Whichever lines of the material contain "name", copy each of them.

================

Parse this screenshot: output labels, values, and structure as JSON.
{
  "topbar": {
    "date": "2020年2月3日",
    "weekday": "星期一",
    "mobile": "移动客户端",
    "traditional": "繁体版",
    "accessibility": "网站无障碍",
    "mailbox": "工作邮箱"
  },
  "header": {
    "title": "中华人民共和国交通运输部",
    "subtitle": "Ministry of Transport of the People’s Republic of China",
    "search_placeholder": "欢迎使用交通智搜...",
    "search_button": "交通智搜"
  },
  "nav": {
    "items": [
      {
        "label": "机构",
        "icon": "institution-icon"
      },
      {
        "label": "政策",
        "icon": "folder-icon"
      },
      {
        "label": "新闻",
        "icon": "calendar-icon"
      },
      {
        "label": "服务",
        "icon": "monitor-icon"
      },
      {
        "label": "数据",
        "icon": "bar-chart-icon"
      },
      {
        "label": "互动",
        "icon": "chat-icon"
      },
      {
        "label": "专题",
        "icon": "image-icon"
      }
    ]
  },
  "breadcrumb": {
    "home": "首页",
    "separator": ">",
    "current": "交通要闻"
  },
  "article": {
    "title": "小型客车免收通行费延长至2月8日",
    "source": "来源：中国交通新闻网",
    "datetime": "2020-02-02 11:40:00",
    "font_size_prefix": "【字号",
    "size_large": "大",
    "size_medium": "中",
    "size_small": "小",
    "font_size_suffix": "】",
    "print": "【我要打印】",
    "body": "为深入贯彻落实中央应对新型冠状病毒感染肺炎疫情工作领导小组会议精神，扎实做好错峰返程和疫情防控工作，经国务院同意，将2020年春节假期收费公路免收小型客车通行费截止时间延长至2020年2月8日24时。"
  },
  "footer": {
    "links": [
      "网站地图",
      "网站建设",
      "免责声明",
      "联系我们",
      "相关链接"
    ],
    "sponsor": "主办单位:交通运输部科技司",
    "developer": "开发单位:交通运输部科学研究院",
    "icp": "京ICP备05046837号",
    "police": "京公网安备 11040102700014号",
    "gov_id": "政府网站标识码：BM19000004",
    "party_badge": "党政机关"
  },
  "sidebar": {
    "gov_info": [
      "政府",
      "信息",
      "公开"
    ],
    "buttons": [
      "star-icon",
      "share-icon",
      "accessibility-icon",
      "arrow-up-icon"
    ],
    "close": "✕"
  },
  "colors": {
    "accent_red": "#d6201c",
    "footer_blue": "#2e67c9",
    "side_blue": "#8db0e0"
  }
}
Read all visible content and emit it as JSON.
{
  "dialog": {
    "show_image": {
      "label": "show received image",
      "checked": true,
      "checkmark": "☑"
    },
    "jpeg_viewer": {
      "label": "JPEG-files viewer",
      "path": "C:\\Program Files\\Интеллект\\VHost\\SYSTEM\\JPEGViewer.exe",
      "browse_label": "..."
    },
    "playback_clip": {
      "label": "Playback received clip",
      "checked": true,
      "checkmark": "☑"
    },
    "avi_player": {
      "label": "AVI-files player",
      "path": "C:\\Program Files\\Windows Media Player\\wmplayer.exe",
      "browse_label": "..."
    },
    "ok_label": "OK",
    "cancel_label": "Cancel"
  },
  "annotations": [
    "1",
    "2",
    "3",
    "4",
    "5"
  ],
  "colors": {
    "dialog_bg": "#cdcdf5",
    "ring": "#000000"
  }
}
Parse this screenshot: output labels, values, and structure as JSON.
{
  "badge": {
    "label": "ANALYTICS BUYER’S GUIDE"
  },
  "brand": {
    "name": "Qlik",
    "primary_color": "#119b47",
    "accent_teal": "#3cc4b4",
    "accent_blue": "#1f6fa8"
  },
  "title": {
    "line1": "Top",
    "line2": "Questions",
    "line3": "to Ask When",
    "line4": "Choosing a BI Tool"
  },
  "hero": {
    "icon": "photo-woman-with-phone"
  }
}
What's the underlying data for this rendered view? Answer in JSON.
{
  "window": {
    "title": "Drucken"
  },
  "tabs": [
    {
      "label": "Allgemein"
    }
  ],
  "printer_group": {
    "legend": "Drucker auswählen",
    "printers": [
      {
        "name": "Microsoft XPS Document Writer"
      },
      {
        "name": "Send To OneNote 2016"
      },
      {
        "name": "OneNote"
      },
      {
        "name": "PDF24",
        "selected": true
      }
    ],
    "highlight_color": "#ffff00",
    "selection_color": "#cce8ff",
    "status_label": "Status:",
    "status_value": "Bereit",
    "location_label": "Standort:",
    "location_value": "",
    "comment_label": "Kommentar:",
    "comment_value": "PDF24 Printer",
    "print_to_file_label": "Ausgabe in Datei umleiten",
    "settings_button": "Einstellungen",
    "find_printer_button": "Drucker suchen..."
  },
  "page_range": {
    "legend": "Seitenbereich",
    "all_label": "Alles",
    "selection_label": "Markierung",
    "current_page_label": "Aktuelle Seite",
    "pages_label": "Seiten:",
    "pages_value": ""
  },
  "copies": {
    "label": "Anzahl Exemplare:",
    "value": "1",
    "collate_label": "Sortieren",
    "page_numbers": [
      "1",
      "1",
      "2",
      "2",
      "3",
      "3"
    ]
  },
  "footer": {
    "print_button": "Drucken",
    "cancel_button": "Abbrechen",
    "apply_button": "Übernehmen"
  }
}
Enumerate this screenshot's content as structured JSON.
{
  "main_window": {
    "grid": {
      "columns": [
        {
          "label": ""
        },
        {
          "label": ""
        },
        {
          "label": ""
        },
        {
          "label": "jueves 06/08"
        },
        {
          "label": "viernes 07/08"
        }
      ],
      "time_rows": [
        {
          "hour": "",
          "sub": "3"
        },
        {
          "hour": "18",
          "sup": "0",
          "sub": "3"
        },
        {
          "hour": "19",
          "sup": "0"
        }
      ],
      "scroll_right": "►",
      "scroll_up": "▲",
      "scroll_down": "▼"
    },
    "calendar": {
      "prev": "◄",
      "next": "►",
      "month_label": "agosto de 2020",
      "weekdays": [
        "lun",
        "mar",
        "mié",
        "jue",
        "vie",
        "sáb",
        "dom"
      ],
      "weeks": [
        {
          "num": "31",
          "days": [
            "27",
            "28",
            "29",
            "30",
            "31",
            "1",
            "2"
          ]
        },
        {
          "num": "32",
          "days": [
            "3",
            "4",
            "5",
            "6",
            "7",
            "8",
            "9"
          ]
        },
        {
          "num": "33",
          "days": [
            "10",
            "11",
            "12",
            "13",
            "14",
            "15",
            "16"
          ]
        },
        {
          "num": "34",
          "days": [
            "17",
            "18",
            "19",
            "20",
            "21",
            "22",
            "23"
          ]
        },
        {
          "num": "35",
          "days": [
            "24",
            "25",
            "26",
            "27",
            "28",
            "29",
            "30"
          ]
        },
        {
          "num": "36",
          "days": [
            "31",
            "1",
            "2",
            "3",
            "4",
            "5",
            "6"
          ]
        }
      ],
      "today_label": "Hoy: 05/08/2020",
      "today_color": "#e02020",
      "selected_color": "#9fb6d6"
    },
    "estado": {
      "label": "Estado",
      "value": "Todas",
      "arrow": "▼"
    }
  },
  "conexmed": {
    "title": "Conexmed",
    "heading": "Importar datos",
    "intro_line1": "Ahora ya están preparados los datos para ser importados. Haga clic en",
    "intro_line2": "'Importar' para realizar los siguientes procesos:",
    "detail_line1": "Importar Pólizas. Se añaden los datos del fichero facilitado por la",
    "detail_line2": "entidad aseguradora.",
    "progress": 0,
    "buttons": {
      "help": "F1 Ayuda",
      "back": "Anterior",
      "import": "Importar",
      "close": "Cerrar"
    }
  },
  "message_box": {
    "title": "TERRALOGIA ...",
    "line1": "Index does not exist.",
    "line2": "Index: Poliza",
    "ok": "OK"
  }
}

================

:: EXERCISE SOLUTION ::
    "name": "Qlik",
        "name": "Microsoft XPS Document Writer"
        "name": "Send To OneNote 2016"
        "name": "OneNote"
        "name": "PDF24",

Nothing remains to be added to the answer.